to be attributing some special supernatural quality to organic
computational systems that inorgantic or 'man made' ones will
never surpass.

It seems odd that you cite an 'extrapolation fallacy' when you are one
of the biggest arguers for global warming (which, it
seems, is SOLELY based on extrapolitve predictions)

"I think that we will soon see that growth in computer technology starts
to deviate from Moore's Law. "

I think we may see a limit at one time, but not (I think) at least until
a computer can match a human mind. But only time will
tell.

Regards,

Matus

---------------------------

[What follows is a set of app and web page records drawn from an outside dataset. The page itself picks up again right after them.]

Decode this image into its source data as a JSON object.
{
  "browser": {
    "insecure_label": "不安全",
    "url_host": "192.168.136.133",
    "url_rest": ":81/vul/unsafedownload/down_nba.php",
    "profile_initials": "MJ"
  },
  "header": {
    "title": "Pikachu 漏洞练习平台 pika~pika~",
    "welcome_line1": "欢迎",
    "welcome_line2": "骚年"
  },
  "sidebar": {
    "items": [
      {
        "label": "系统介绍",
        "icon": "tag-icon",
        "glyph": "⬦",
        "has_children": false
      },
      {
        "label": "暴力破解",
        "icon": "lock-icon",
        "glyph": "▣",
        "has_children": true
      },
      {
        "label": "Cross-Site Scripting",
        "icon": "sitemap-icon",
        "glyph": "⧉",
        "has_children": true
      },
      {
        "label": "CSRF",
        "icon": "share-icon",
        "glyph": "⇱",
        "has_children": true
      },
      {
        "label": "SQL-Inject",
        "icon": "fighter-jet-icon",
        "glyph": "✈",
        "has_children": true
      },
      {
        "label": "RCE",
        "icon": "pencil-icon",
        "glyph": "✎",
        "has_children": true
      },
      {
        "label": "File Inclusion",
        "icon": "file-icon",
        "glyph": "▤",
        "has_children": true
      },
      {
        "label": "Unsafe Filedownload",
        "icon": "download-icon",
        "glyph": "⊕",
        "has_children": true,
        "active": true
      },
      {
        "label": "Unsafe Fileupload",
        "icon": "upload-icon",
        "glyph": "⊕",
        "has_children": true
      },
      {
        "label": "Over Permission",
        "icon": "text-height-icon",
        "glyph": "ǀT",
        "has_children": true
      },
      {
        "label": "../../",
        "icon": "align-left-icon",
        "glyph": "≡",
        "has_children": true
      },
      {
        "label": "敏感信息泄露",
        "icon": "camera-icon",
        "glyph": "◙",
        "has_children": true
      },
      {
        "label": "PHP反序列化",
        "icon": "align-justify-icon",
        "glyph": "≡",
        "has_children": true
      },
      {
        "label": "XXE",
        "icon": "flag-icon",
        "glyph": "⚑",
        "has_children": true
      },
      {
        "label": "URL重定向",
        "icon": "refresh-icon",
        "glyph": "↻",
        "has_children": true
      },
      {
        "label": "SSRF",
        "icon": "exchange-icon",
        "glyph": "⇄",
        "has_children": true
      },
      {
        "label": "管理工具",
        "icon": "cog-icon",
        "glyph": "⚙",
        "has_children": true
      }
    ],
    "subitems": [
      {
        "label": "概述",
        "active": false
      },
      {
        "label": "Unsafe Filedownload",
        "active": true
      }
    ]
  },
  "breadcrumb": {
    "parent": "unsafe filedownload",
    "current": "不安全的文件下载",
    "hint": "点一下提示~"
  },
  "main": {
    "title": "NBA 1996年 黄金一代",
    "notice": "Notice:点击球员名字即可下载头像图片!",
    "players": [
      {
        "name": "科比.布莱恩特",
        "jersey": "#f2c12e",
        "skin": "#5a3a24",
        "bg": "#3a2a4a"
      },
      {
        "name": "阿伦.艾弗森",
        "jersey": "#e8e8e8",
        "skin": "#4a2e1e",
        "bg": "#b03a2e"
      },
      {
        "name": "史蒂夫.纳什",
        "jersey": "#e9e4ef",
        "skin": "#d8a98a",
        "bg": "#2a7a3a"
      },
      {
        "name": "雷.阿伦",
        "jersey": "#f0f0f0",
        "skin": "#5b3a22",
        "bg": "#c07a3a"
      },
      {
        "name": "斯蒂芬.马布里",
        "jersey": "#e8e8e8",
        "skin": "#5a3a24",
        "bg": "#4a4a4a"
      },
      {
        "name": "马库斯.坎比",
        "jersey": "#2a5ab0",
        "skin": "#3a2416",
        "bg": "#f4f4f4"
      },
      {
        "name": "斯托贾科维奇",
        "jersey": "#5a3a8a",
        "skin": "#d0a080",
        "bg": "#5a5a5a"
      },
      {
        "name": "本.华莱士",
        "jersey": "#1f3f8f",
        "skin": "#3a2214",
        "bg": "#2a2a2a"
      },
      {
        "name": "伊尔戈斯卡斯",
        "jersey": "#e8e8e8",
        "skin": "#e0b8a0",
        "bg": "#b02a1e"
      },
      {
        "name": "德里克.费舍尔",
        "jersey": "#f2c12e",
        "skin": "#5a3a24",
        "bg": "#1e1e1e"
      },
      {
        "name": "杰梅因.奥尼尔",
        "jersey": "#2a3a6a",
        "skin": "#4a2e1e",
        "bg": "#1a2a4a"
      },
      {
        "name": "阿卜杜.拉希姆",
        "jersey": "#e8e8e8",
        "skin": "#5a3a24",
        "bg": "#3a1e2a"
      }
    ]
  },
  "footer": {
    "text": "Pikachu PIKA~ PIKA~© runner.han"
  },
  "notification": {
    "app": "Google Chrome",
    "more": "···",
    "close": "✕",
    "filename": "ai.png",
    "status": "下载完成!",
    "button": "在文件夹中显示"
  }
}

<< the Author says "2: I use the generous estimate of a hundred billion
neurons, with around a thousand synapses apiece,
sending around two hundred signals per second, plus a factor of five for
good luck. >>

So we have (^ means exponent):

10^11 neurons x 10^3 synapses/neuron = 10^14 synapses in the human brain

This is the standard estimate of synapses in the human brain, and I
agree with it. Let's look a the following step:

10^14 synapses x 200 signals/synapse, sec x 5 (good luck) = 10^17
signals/sec

5 for "good luck" is just trash
Synapses don't process signals at 200 Hz (per sec). The typical synapse
signal is the EPSP or the IPSP, which has a
duration of 5-20 millisec. So it's more like 100 Hz:

10^14 synapses x 100 signals/ synapse, sec = 10^16 signals/sec, the
absolute maximum possible in the human brain

Or, if you want, NEURONS do send signals (action potentials) up to 500
Hz so

10^11 neurons x 500 signals/neuron = 5 x 10^13 signal/sec, a smaller
number

Realistically, taking into account that not all synapses work all the
time (that would be an epileptic seizure), that the brain is
not a perfect parallel computer, and that there is a lot of redundancy
in it, I would put that number at 10^13 Hz
(signals/sec). And I think that even that is optimistic.

So the human brain is not so far above computers when it comes to
process information. The PC I use to write this works at
10^9 Hz, so my brain has the computing power of ten thousand PCs -
disapointing!.

I don't think that you can invoke "biological computer" technology to
move forward Moore's Law. Brains are not a whole lot
better than computers, when put exclusively in terms of information
processing.